First, let’s look at why you might want to buy/start just one business:
– You can concentrate on it ( THE reason not to ‘diversify’)
– One business can become many through territory expansion, franchising, joint ventures, etc.
– A bigger business can be more atractive to the people who will pay you more (say, 6 years’ profits) than the typical ‘small business purchaser’ (who might only pay 3 to 5 years’ profits); these uber-purchasers include: e.g. the private equity firms, large corporations, IPO, etc.
Now, let look at how you may end up with multiple small businesses:
– The businesses are related in some way (this is how I ended up with a portfolio of businesses)
– The first business that you buy or start doesn’t have enough potential so you open up another on the side and … it just keeps rolling from there
– You are in the business of ‘flipping businesses’ … really!
Before I continue, let’s take a break to satisfy the real-estate guys:
With real-estate you can own one property or multiple … across a single location or many. It matters not, so long as you put good management in place.
And, if you decide that you are going to be in the business of flipping RE – well, then you have no choice but to be hands on with multiple properties … you just have to hope that it all holds together!
Not so with businesses; the management requirements in small business – indeed, any business – are relatively HUGE (certainly, when compared with the management stresses in real-estate). This usually points to having one business that you grow and grow, slowly and carefully adding management layers underneath you.
I believe that by diversifying, you are exponentially INCREASING management risk (hence, failure) … which may or may not offset the potential diversification ‘benefits’.
But, it can be done … as I said before, I managed it.
And so has Brad Sugarswho is a bit of a legend where I come from … I recall going to a free ‘business seminar’ and being surprised by the speaker: a lanky kid in his 20’s in a slick business suit. And, he’s gone from there to found a well-regarded multi-national business coaching company.
Brad spoke about how he would buy small businesses, often with ‘no money down’ and fix their basic money and management problems, and then sell them off.
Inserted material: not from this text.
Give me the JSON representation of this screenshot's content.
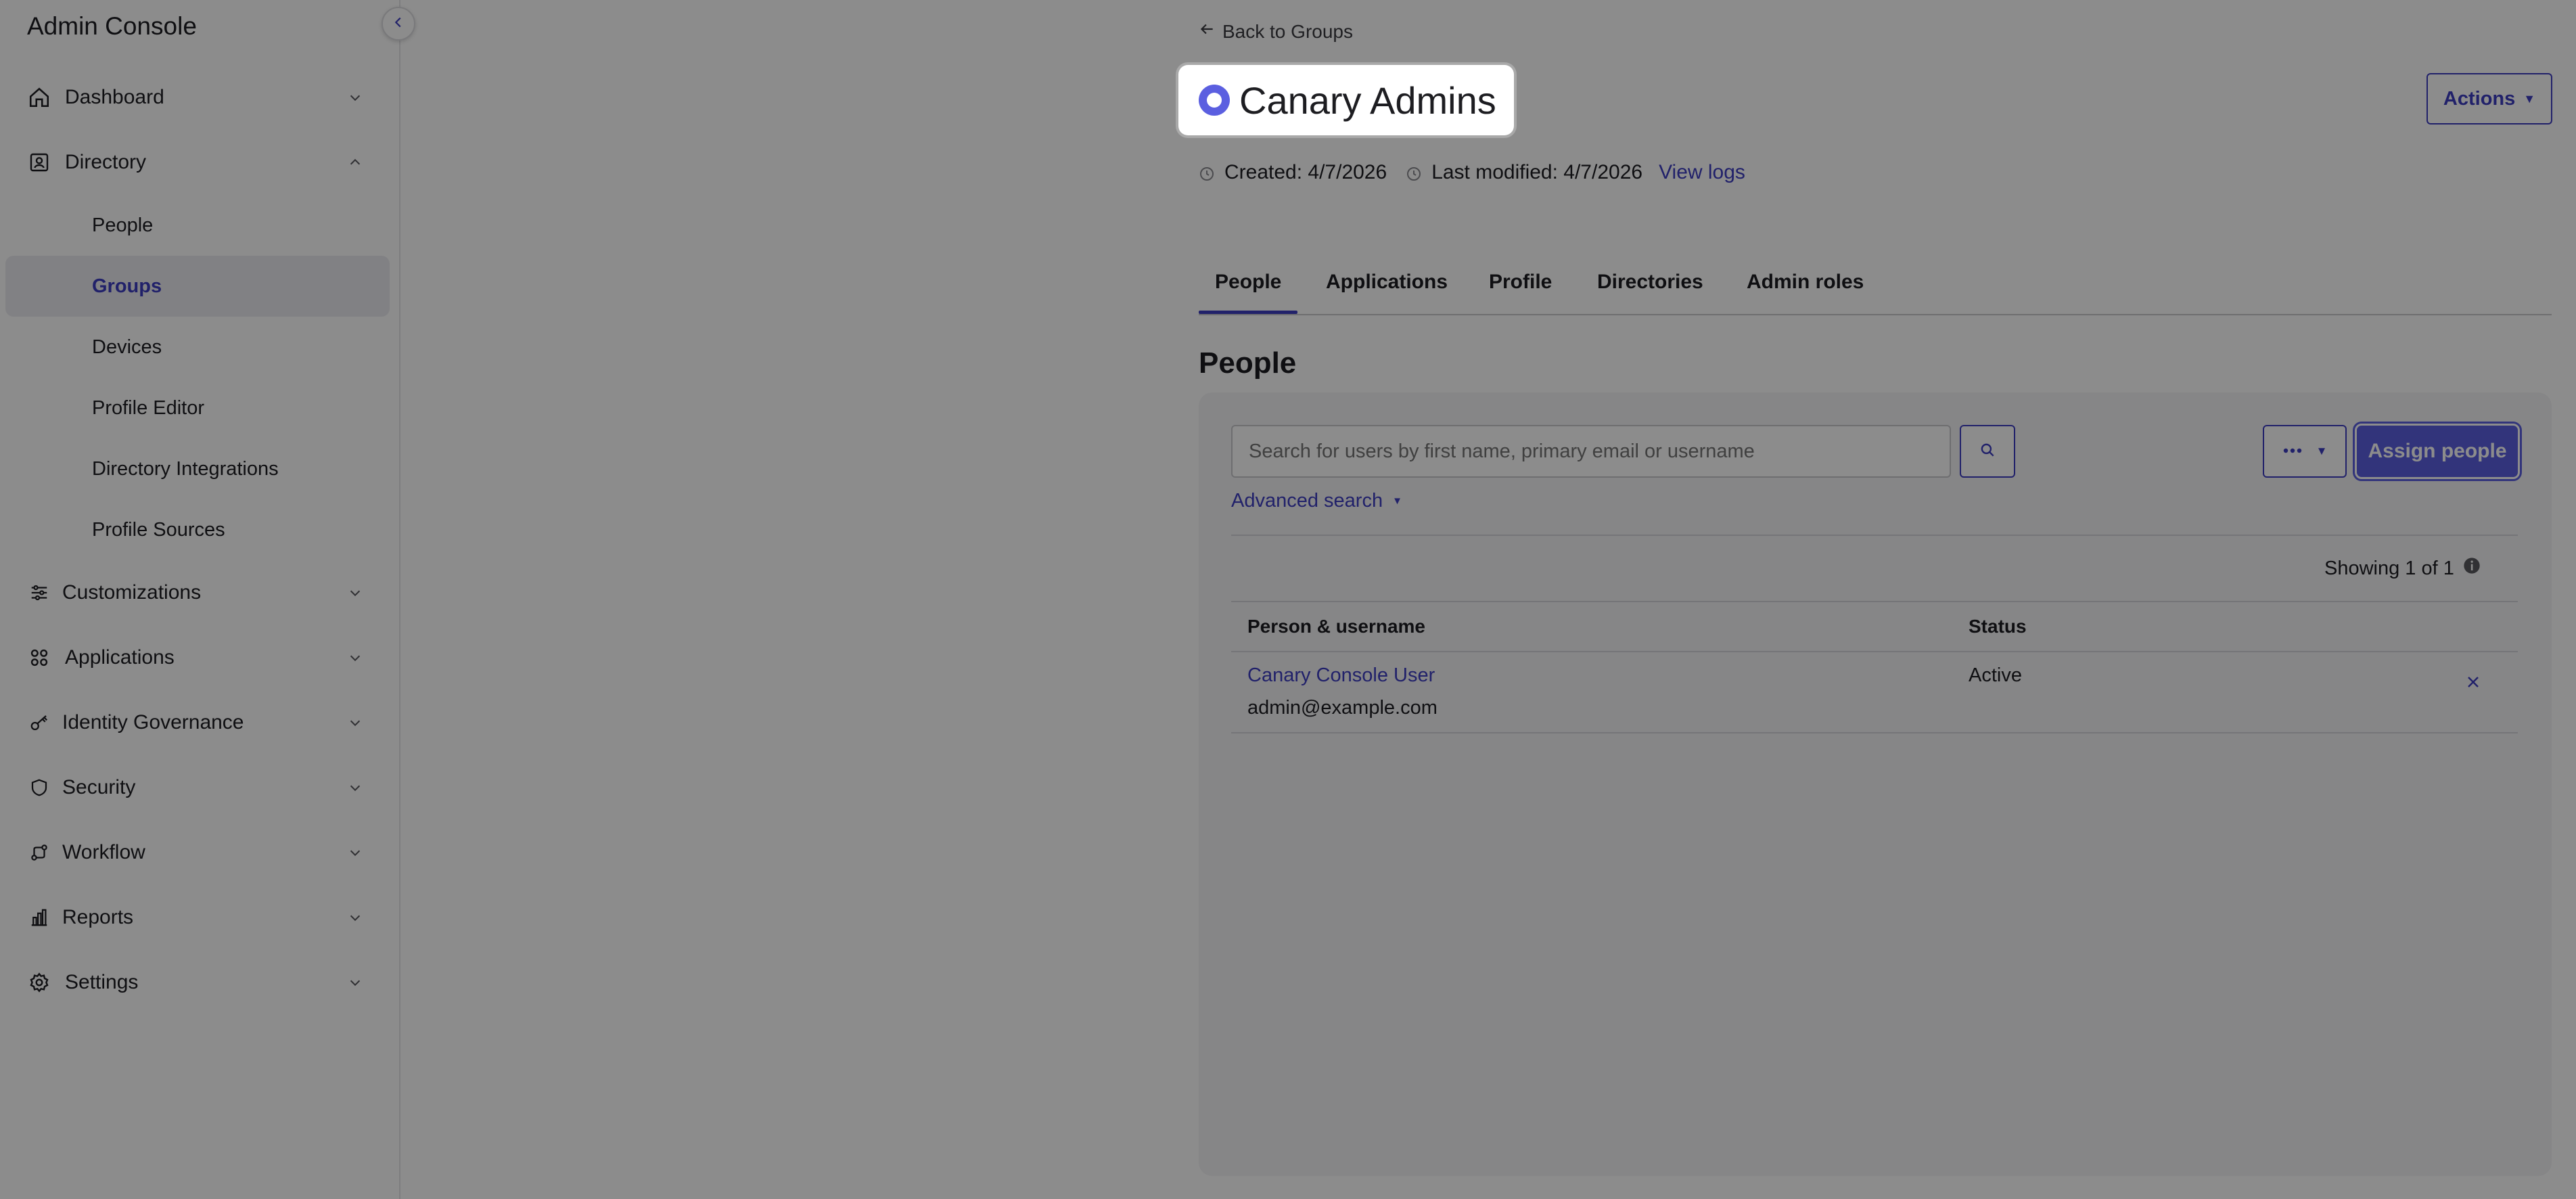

Brad often didn’t even work in the businesses himself, so I guess that you would say that he’s to ‘random’ small businesses as Ray Kroc was to McDonalds.
I particularly loved this technique that Brad shared:
1. Buy a business for as close to zero dollars as possible (this IS possible … just offering to take on the lease payments – as a take it or leave it ‘final offer’ – is often enough),
2. Install a manager
3. Help the manager build the business up
4. Sell the business to the manager (after all, they have seen how quickly it has grown!)
Personally – like RE flipping – this is a ‘business’ (that buys/sells businesses), not an investment. It’s not the kind of business that I like, because there’s no HUGE upside; although, if you can scale upwards of 50 such transactions … 😉
Most conglomerates are good examples of diversified businesses (GE comes to mind). One could also buy complementary businesses. Your risk level is affected the same way as it would be with diversifying any investment.
Your example of multiplying the management teams (and thereby increasing risk to each business) is interesting, Adrian. This is precisely one a buyer of companies is looking for (like your friend Brad) – inefficient management with an underlying fairly decent business. You buy and consolidate, combining the common management (HR, Acctg, IT) that runs across each company, combine anything else you can “leverage” (logistic chains, purchasing power, for examples), and save money, thereby reducing costs and making it even more attractive to investors (depending on which kind you want).
Good food for thought.
@ Diane – I was looking at this from a small business perspective; for an entrepreneur, the risks of spreading management (i.e. THE entrepreneur) ‘too thin’ probably outweigh the benefits … however, I am an example of somebody who succeeded without following my own advice, here! 🙂
Pingback: How to build a conglomerate … « How to Make 7 Million in 7 Years™
the franchising business is actually good specially if the product for franchise is well known.’~;